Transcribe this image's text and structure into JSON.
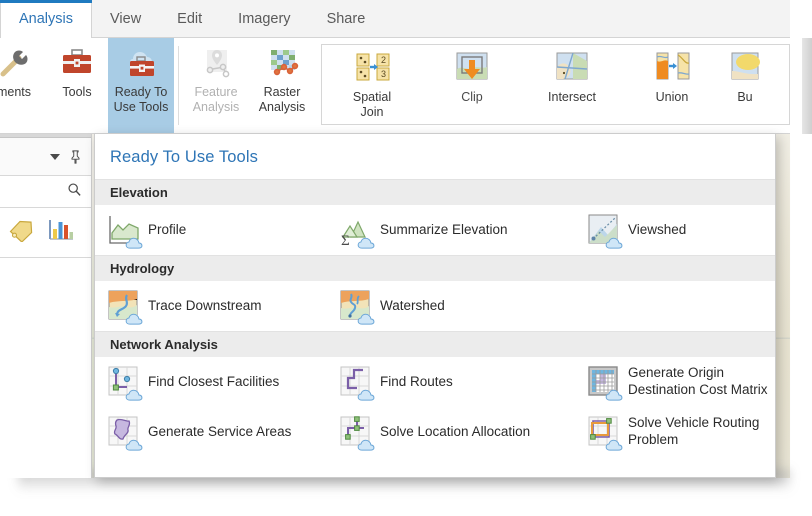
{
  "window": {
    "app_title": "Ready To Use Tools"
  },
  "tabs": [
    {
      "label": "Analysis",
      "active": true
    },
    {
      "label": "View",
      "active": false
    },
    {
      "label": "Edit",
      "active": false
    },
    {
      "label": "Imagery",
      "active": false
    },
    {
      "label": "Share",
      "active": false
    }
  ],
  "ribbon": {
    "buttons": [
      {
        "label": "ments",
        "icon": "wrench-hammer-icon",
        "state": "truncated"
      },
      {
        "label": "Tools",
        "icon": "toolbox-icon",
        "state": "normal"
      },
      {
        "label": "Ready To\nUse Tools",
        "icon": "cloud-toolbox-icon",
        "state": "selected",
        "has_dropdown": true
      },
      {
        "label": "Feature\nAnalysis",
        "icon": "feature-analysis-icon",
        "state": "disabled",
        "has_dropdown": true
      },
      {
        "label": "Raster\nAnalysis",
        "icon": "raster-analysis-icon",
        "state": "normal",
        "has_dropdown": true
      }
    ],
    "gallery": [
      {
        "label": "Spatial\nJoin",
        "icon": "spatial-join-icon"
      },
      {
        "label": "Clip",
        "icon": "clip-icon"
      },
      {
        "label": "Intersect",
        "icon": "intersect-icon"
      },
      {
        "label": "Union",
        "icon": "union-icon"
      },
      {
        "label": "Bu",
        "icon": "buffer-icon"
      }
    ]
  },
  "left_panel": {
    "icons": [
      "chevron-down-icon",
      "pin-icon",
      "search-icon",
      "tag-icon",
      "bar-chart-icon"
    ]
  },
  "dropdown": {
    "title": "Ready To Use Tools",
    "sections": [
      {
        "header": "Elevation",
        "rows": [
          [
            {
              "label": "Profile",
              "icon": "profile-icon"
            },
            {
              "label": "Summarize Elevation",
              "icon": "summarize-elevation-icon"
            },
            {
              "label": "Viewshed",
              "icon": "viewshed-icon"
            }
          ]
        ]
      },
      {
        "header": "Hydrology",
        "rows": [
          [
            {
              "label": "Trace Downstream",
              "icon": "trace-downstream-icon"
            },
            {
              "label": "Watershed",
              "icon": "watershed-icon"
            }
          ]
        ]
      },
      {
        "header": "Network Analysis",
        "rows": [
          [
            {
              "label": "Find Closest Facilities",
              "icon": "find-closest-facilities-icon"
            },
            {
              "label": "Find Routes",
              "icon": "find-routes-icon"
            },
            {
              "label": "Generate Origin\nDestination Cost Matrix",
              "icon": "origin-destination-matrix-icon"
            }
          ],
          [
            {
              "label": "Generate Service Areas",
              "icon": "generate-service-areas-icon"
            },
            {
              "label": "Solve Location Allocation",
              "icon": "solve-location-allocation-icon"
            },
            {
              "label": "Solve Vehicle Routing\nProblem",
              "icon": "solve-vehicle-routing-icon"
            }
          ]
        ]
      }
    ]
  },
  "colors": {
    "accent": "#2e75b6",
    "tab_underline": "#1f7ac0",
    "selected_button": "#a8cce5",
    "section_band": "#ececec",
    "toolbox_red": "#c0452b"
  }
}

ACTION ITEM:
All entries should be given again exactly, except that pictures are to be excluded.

SOLUTION TO THIS TASK:
Transcribe this image's text and structure into JSON.
{
  "window": {
    "app_title": "Ready To Use Tools"
  },
  "tabs": [
    {
      "label": "Analysis",
      "active": true
    },
    {
      "label": "View",
      "active": false
    },
    {
      "label": "Edit",
      "active": false
    },
    {
      "label": "Imagery",
      "active": false
    },
    {
      "label": "Share",
      "active": false
    }
  ],
  "ribbon": {
    "buttons": [
      {
        "label": "ments",
        "icon": "wrench-hammer-icon",
        "state": "truncated"
      },
      {
        "label": "Tools",
        "icon": "toolbox-icon",
        "state": "normal"
      },
      {
        "label": "Ready To\nUse Tools",
        "icon": "cloud-toolbox-icon",
        "state": "selected",
        "has_dropdown": true
      },
      {
        "label": "Feature\nAnalysis",
        "icon": "feature-analysis-icon",
        "state": "disabled",
        "has_dropdown": true
      },
      {
        "label": "Raster\nAnalysis",
        "icon": "raster-analysis-icon",
        "state": "normal",
        "has_dropdown": true
      }
    ],
    "gallery": [
      {
        "label": "Spatial\nJoin",
        "icon": "spatial-join-icon"
      },
      {
        "label": "Clip",
        "icon": "clip-icon"
      },
      {
        "label": "Intersect",
        "icon": "intersect-icon"
      },
      {
        "label": "Union",
        "icon": "union-icon"
      },
      {
        "label": "Bu",
        "icon": "buffer-icon"
      }
    ]
  },
  "left_panel": {
    "icons": [
      "chevron-down-icon",
      "pin-icon",
      "search-icon",
      "tag-icon",
      "bar-chart-icon"
    ]
  },
  "dropdown": {
    "title": "Ready To Use Tools",
    "sections": [
      {
        "header": "Elevation",
        "rows": [
          [
            {
              "label": "Profile",
              "icon": "profile-icon"
            },
            {
              "label": "Summarize Elevation",
              "icon": "summarize-elevation-icon"
            },
            {
              "label": "Viewshed",
              "icon": "viewshed-icon"
            }
          ]
        ]
      },
      {
        "header": "Hydrology",
        "rows": [
          [
            {
              "label": "Trace Downstream",
              "icon": "trace-downstream-icon"
            },
            {
              "label": "Watershed",
              "icon": "watershed-icon"
            }
          ]
        ]
      },
      {
        "header": "Network Analysis",
        "rows": [
          [
            {
              "label": "Find Closest Facilities",
              "icon": "find-closest-facilities-icon"
            },
            {
              "label": "Find Routes",
              "icon": "find-routes-icon"
            },
            {
              "label": "Generate Origin\nDestination Cost Matrix",
              "icon": "origin-destination-matrix-icon"
            }
          ],
          [
            {
              "label": "Generate Service Areas",
              "icon": "generate-service-areas-icon"
            },
            {
              "label": "Solve Location Allocation",
              "icon": "solve-location-allocation-icon"
            },
            {
              "label": "Solve Vehicle Routing\nProblem",
              "icon": "solve-vehicle-routing-icon"
            }
          ]
        ]
      }
    ]
  },
  "colors": {
    "accent": "#2e75b6",
    "tab_underline": "#1f7ac0",
    "selected_button": "#a8cce5",
    "section_band": "#ececec",
    "toolbox_red": "#c0452b"
  }
}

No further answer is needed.